Because the ortet Hark was in a park, it had to be removed, completely. It could’ve been saved to live a number of years more but … not at the risk of children.

Best regards-


I feel a little confused at this point since you can’t do anything to prevent inclusion on a wide angle crotch …
I will defer to my usual laziness and not really do anything LOL


Before reading this thread I wasn’t aware of the term “bark inclusion” and after reading it I wasn’t clear on how to identify “bark inclusion”.

Here are 2 videos that explain it well.

BylandsGardener on YouTube

From The University of Florida


I would not call the pictures you posted “ bark inclusions “
Those are fine .


@TrilobaTracker they’re magnificent!

Best regards,

Dax and @Hillbillyhort !

Somebody gona be climbin that tree someday

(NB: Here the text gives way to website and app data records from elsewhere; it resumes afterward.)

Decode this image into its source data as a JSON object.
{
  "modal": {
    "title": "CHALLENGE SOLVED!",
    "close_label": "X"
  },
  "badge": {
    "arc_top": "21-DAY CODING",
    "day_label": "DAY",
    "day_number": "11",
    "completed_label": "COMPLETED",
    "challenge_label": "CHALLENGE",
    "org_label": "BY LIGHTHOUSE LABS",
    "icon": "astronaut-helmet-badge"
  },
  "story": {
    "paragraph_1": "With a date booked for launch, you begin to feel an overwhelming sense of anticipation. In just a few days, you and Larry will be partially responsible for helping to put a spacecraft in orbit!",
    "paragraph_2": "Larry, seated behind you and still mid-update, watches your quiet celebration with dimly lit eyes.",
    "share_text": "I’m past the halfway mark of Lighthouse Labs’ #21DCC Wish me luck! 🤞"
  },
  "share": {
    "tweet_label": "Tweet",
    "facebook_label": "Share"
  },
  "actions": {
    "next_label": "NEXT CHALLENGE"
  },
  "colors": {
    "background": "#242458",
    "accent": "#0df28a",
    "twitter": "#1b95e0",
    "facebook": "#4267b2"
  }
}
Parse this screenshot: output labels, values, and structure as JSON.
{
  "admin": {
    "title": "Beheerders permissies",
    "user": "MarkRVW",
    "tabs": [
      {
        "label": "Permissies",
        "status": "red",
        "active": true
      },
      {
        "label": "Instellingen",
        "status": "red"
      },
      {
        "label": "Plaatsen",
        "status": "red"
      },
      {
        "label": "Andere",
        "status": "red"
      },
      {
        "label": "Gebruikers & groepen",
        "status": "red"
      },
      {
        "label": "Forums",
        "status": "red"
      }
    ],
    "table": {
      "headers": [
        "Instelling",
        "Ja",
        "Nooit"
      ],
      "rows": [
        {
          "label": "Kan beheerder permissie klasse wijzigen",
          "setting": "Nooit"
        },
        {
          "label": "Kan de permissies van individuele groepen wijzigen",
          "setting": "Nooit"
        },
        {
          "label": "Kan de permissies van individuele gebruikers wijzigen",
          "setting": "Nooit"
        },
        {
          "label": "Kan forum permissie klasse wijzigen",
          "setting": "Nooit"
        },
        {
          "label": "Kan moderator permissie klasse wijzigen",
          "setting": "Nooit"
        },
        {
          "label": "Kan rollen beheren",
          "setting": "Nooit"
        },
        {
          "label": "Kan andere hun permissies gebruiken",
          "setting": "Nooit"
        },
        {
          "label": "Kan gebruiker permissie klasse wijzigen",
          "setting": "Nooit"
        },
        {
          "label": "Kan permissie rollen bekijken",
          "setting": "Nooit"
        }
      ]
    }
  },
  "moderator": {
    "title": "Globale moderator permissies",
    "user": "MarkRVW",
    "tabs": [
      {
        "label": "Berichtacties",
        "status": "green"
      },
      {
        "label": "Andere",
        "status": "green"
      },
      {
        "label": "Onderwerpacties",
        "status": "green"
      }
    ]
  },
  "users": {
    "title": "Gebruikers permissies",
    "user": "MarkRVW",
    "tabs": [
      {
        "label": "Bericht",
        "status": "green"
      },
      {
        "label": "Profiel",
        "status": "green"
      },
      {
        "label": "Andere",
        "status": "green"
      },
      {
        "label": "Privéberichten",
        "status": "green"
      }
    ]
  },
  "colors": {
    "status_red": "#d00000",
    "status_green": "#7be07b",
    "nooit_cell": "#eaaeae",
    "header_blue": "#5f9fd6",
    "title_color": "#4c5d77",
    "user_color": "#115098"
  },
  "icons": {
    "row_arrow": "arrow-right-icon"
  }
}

You mean like opossum or raccoon? :slight_smile:


Thank you for the info. Yes I have not read a lot about it.

As my friend from high school said, “Fool!”

He’s an idiot , too , btw. played football at Western IL and would walk in with football buddies to parties stealing kegs walking them out on their shoulders to a large pick-up truck to haul away drinking in the truck and wherever else, afterwards.

My DAD calls him “iron hands” because playing basketball he would be put in to rough everybody up and he would get the ball and go smashing everywhere & knocking everybody to the floor. DAD always said there wasn’t a “mirror” Erik didn’t like! ha ha ha ha.

Big, tall, very-unattractive man, ha-ha!!!


Excellent share - that first video makes it quite clear.
So my branches are definitely not suffering from bark inclusion.